For the Ibn Ezra, this boy is executed for of his perverse values and unruly behavior. By all standards, he is a menace to society. The meforshim and Baalei Mussar explain the immense value of understanding this P'shat. Parents should be wary of allowing their children to engage in negative behavior. And children should ensure that they are dutiful and respectful of their parents. Any deviation could lead down a road of relentless pain and destruction.
But Chazal contend that becoming a Ben Sorer U'Moreh is almost impossible: the conditions are so difficult to produce that it could never happen. The Talmud learns a series of Drashos to explain that his parents must be the same height (familial stature). Their voices must sound the same (they should speak with unity). They should be in excellent physical heath and they must both agree to take their son to the Beis Din for judgement.
How often did such a perfect storm manifest? This is a matter of debate (סנהדרין עא):
Rabbi Shimon says: And is it simply due to the fact that the boy ate a piece of meat and drank a jug of Italian wine that his father and his mother shall take him out to stone him?! Rather, there has never been a stubborn and rebellious son and there will never be one in the future. If so, why, then, was the passage relating to a stubborn and rebellious son written in the Torah? So that you may expound upon new understandings of the Torah and receive reward for your learning.
Rabbi Yonatan says: This is not so! I saw one. I was once in a place where a stubborn and rebellious son was condemned to death, and I sat on his grave.
Much ink has been spilled explaining this peculiar discussion. It appears that Rabbi Shimon is questioning the legitimacy of the Torah's law! Moreover, how does Rabbi Shimon know that there will never be a Ben Sorer U'Moreh? And if he is correct, how could Rabbi Yonatan testify to witnessing it?!

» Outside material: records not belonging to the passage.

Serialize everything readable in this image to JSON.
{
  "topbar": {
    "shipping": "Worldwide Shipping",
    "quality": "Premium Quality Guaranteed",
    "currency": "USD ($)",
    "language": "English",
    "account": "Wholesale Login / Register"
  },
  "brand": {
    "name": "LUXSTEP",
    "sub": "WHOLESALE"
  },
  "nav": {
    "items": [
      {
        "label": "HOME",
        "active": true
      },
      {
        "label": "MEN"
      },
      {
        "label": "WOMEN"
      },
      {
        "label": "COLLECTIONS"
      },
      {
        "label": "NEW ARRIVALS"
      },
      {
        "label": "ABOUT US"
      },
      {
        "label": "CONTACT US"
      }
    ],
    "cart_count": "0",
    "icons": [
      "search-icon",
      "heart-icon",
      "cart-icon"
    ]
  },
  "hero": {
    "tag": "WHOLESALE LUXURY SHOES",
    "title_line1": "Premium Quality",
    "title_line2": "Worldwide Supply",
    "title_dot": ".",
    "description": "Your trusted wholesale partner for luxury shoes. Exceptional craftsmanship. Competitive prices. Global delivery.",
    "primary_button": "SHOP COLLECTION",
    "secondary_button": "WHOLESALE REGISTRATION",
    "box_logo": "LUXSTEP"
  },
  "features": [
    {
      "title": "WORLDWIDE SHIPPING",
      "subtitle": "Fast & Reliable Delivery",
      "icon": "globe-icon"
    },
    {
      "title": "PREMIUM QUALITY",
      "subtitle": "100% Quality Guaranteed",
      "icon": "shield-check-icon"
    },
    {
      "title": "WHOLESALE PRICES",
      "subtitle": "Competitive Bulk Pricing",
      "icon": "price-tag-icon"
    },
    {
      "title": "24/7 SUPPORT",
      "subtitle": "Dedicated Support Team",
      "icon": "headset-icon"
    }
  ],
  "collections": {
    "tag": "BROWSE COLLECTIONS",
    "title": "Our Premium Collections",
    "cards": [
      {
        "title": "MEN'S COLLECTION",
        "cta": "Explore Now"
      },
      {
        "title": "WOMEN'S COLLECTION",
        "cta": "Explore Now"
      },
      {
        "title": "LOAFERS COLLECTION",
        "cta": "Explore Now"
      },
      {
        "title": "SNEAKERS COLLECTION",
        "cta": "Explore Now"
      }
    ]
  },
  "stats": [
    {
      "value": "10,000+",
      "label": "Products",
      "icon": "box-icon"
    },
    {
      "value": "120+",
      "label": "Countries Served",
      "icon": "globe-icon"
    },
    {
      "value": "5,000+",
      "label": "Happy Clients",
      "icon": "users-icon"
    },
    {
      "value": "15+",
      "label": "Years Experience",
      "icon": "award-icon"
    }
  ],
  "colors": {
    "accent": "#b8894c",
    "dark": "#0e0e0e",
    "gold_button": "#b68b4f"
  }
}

To understand this, we need to understand the relationship between P'shat and Drash here. The simple explanation of the Pasuk (p'shat) dictates that we judge the rebellious son based on his behavior. Doing so will lead his parents and society to determine that he is irredeemable; a lost cause. But Rabbi Shimon declares that it doesn't have to be that way. We can peer deeply into the text and into the life of this boy and discover an additional level of understanding (Drash) to the Torah's law. This Drash teaches us that there is no such a thing as a completely wicked and broken child. Why does the Torah tell us these laws? דרוש וקבל שכר – if you expound upon new understandings, you will find the reward. This is a lesson for life, not just this Parsha: Don't settle for a superficial explanation.

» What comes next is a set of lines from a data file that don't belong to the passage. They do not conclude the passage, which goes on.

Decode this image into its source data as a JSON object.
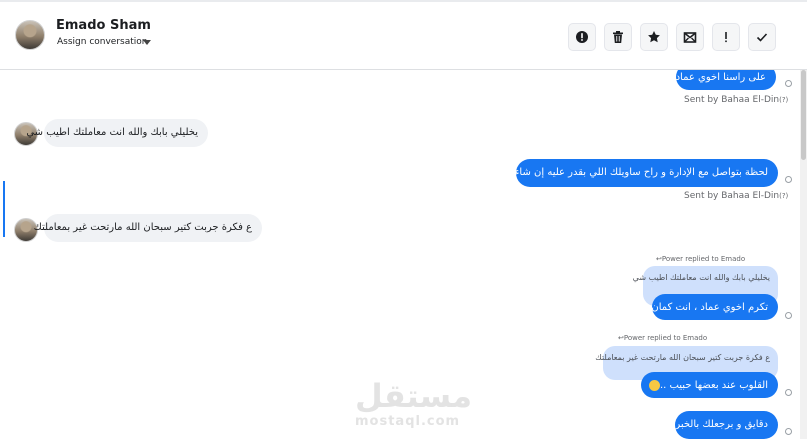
{
  "header": {
    "contact_name": "Emado Sham",
    "assign_label": "Assign conversation",
    "toolbar": [
      {
        "name": "report-spam-icon"
      },
      {
        "name": "trash-icon"
      },
      {
        "name": "star-icon"
      },
      {
        "name": "mark-unread-icon"
      },
      {
        "name": "important-icon"
      },
      {
        "name": "done-check-icon"
      }
    ]
  },
  "messages": {
    "m1": {
      "text": "على راسنا اخوي عماد"
    },
    "m1_sent": "Sent by Bahaa El-Din",
    "m1_sent_suffix": "(?)",
    "m2": {
      "text": "يخليلي بابك والله انت معاملتك اطيب شي"
    },
    "m3": {
      "text": "لحظة بتواصل مع الإدارة و راح ساويلك اللي بقدر عليه إن شاء الله"
    },
    "m3_sent": "Sent by Bahaa El-Din",
    "m3_sent_suffix": "(?)",
    "m4": {
      "text": "ع فكرة جربت كتير سبحان الله مارتحت غير بمعاملتك"
    },
    "r1": {
      "replied_label": "Power replied to Emado",
      "quote": "يخليلي بابك والله انت معاملتك اطيب شي",
      "reply": "تكرم اخوي عماد ، انت كمان"
    },
    "r2": {
      "replied_label": "Power replied to Emado",
      "quote": "ع فكرة جربت كتير سبحان الله مارتحت غير بمعاملتك",
      "reply": "القلوب عند بعضها حبيب .."
    },
    "m_last": {
      "text": "دقايق و برجعلك بالخبر"
    }
  },
  "watermark": {
    "arabic": "مستقل",
    "latin": "mostaql.com"
  },
  "colors": {
    "accent": "#1877f2",
    "incoming": "#f0f2f5",
    "quote": "#cfe0fc"
  }
}
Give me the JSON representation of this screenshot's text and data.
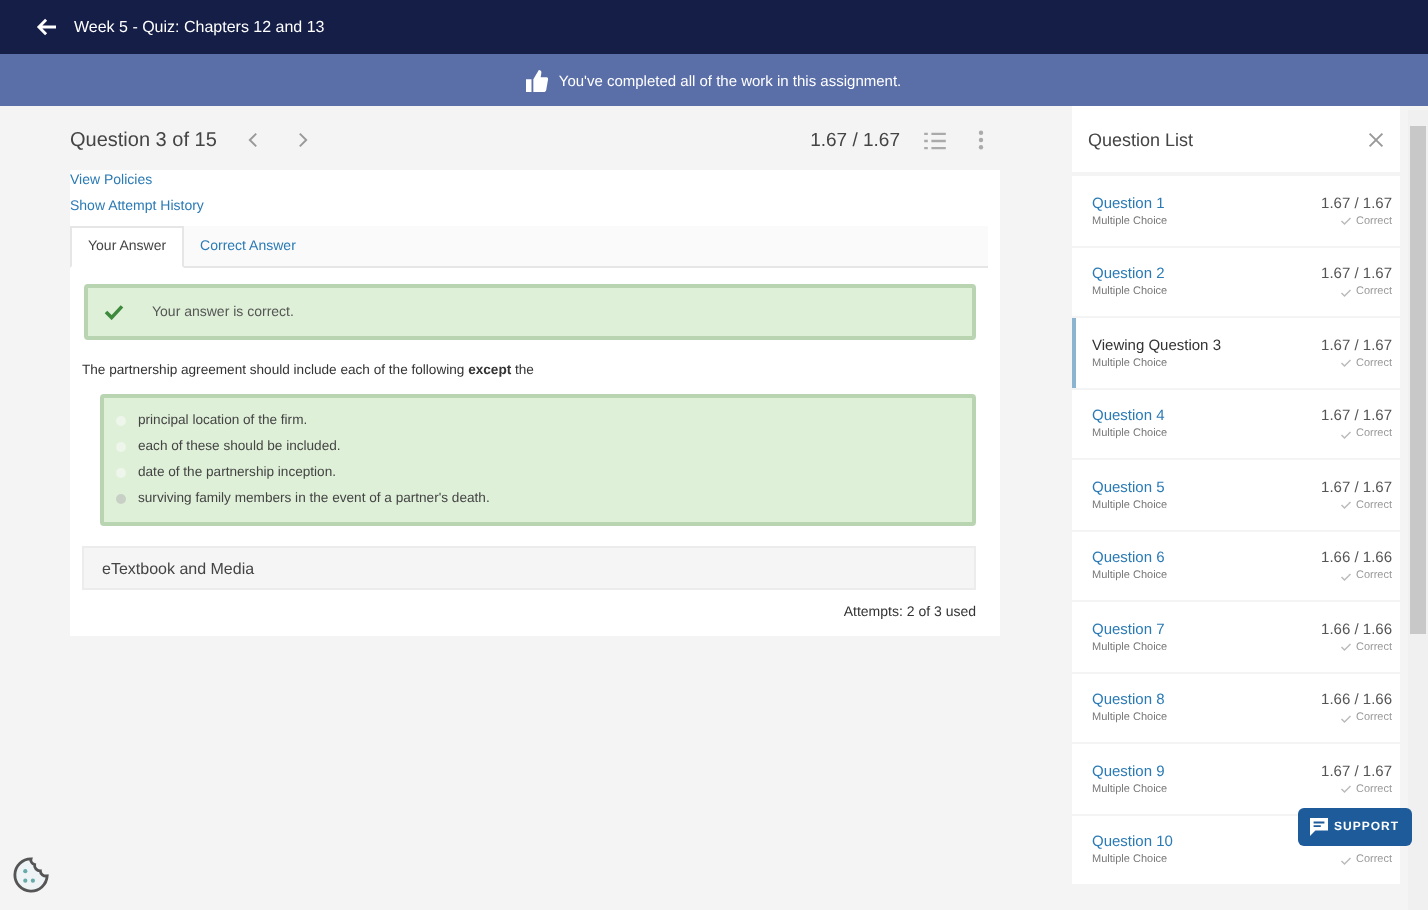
{
  "header": {
    "title": "Week 5 - Quiz: Chapters 12 and 13"
  },
  "banner": {
    "message": "You've completed all of the work in this assignment."
  },
  "question": {
    "position": "Question 3 of 15",
    "score": "1.67 / 1.67",
    "links": [
      "View Policies",
      "Show Attempt History"
    ],
    "tabs": [
      {
        "label": "Your Answer",
        "selected": true
      },
      {
        "label": "Correct Answer",
        "selected": false
      }
    ],
    "feedback": "Your answer is correct.",
    "prompt": "The partnership agreement should include each of the following **except** the",
    "options": [
      {
        "text": "principal location of the firm.",
        "selected": false
      },
      {
        "text": "each of these should be included.",
        "selected": false
      },
      {
        "text": "date of the partnership inception.",
        "selected": false
      },
      {
        "text": "surviving family members in the event of a partner's death.",
        "selected": true
      }
    ],
    "resources": "eTextbook and Media",
    "attempts": "Attempts: 2 of 3 used"
  },
  "question_list": {
    "title": "Question List",
    "items": [
      {
        "name": "Question 1",
        "type": "Multiple Choice",
        "score": "1.67 / 1.67",
        "status": "Correct",
        "selected": false
      },
      {
        "name": "Question 2",
        "type": "Multiple Choice",
        "score": "1.67 / 1.67",
        "status": "Correct",
        "selected": false
      },
      {
        "name": "Viewing Question 3",
        "type": "Multiple Choice",
        "score": "1.67 / 1.67",
        "status": "Correct",
        "selected": true
      },
      {
        "name": "Question 4",
        "type": "Multiple Choice",
        "score": "1.67 / 1.67",
        "status": "Correct",
        "selected": false
      },
      {
        "name": "Question 5",
        "type": "Multiple Choice",
        "score": "1.67 / 1.67",
        "status": "Correct",
        "selected": false
      },
      {
        "name": "Question 6",
        "type": "Multiple Choice",
        "score": "1.66 / 1.66",
        "status": "Correct",
        "selected": false
      },
      {
        "name": "Question 7",
        "type": "Multiple Choice",
        "score": "1.66 / 1.66",
        "status": "Correct",
        "selected": false
      },
      {
        "name": "Question 8",
        "type": "Multiple Choice",
        "score": "1.66 / 1.66",
        "status": "Correct",
        "selected": false
      },
      {
        "name": "Question 9",
        "type": "Multiple Choice",
        "score": "1.67 / 1.67",
        "status": "Correct",
        "selected": false
      },
      {
        "name": "Question 10",
        "type": "Multiple Choice",
        "status": "Correct",
        "selected": false
      }
    ]
  },
  "support": {
    "label": "SUPPORT"
  }
}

What is the the lesson of Rabbi Shimon's drash? He explains: The adults in this child's life must be healthy, happy, talented parents and educators such that there can be no other explanation for this his rebellion. Effectively, Rabbi Shimon is challenging us: I'll accept that this kid is a Ben Sorer U'Moreh if you can prove to me that every other part of his life was perfect. Barring that, we should look at his behavior as influenced by the negativity around him and declare him innocent of his crimes. At the very least, a holistic understanding of the this boy and his story will lead to more nuanced attributions for his behavior. (Or as Rashi states: ואיכא להפוכי בזכותיה – if at all possible, we must find merit in his actions.)
Rabbi Yonatan tragically counters: “I have seen it happen that parents and schools, teachers and Rabbeim could not find it inside of themselves to find a Drasha to explain a kids life and issues. I've been to those funerals. I've cried by those graves.”
This challenge is the paradigmatic Avoda of all relationships, of parenting, education and Elul. If we are only willing to look at people on the level of P'shat, then it is easy to label people as wrong, evil, destructive and unworthy. But Chazal are telling us that there are drashos to find the good in everyone and everything. With this perspective every Jew is precious and every Jew is worth it. No one is irredeemable.
Hashem should help us to דרוש וקבל שכר – to see the world through the eyes of Rabbi Shimon so that we might learn to live in Hashem's world of Drash as well.